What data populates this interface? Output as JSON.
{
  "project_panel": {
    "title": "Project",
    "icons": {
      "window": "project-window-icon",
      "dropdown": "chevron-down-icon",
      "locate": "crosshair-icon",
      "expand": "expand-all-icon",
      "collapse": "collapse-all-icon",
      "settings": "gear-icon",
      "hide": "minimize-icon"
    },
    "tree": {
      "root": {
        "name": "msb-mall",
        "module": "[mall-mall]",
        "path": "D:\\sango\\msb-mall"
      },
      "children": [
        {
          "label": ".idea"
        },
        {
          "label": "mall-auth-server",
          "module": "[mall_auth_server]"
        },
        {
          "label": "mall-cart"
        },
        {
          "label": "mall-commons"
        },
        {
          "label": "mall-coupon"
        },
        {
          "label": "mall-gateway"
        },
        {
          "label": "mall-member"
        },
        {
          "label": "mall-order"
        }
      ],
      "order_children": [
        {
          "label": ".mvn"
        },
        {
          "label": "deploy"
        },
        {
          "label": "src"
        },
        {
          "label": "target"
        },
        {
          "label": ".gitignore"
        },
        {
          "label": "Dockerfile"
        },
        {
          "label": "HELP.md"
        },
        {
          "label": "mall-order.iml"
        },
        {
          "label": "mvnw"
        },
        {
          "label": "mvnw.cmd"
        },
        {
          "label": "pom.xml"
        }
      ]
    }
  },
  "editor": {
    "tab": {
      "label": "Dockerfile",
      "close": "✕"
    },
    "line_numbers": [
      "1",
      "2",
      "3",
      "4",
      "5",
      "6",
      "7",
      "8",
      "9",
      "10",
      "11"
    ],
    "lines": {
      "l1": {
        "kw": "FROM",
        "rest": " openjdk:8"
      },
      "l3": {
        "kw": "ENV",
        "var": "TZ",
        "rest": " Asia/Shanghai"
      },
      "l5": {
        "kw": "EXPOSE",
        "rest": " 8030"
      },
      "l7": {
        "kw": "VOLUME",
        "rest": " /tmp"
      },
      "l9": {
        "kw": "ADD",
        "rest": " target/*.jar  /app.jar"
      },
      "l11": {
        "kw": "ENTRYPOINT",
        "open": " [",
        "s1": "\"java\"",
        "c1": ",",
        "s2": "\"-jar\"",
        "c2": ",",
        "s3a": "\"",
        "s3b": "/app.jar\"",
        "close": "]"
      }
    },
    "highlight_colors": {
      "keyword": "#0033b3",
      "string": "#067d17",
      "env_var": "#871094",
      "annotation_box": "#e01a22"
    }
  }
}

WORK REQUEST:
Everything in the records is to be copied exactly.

TASK RESULT:
What data populates this interface? Output as JSON.
{
  "project_panel": {
    "title": "Project",
    "icons": {
      "window": "project-window-icon",
      "dropdown": "chevron-down-icon",
      "locate": "crosshair-icon",
      "expand": "expand-all-icon",
      "collapse": "collapse-all-icon",
      "settings": "gear-icon",
      "hide": "minimize-icon"
    },
    "tree": {
      "root": {
        "name": "msb-mall",
        "module": "[mall-mall]",
        "path": "D:\\sango\\msb-mall"
      },
      "children": [
        {
          "label": ".idea"
        },
        {
          "label": "mall-auth-server",
          "module": "[mall_auth_server]"
        },
        {
          "label": "mall-cart"
        },
        {
          "label": "mall-commons"
        },
        {
          "label": "mall-coupon"
        },
        {
          "label": "mall-gateway"
        },
        {
          "label": "mall-member"
        },
        {
          "label": "mall-order"
        }
      ],
      "order_children": [
        {
          "label": ".mvn"
        },
        {
          "label": "deploy"
        },
        {
          "label": "src"
        },
        {
          "label": "target"
        },
        {
          "label": ".gitignore"
        },
        {
          "label": "Dockerfile"
        },
        {
          "label": "HELP.md"
        },
        {
          "label": "mall-order.iml"
        },
        {
          "label": "mvnw"
        },
        {
          "label": "mvnw.cmd"
        },
        {
          "label": "pom.xml"
        }
      ]
    }
  },
  "editor": {
    "tab": {
      "label": "Dockerfile",
      "close": "✕"
    },
    "line_numbers": [
      "1",
      "2",
      "3",
      "4",
      "5",
      "6",
      "7",
      "8",
      "9",
      "10",
      "11"
    ],
    "lines": {
      "l1": {
        "kw": "FROM",
        "rest": " openjdk:8"
      },
      "l3": {
        "kw": "ENV",
        "var": "TZ",
        "rest": " Asia/Shanghai"
      },
      "l5": {
        "kw": "EXPOSE",
        "rest": " 8030"
      },
      "l7": {
        "kw": "VOLUME",
        "rest": " /tmp"
      },
      "l9": {
        "kw": "ADD",
        "rest": " target/*.jar  /app.jar"
      },
      "l11": {
        "kw": "ENTRYPOINT",
        "open": " [",
        "s1": "\"java\"",
        "c1": ",",
        "s2": "\"-jar\"",
        "c2": ",",
        "s3a": "\"",
        "s3b": "/app.jar\"",
        "close": "]"
      }
    },
    "highlight_colors": {
      "keyword": "#0033b3",
      "string": "#067d17",
      "env_var": "#871094",
      "annotation_box": "#e01a22"
    }
  }
}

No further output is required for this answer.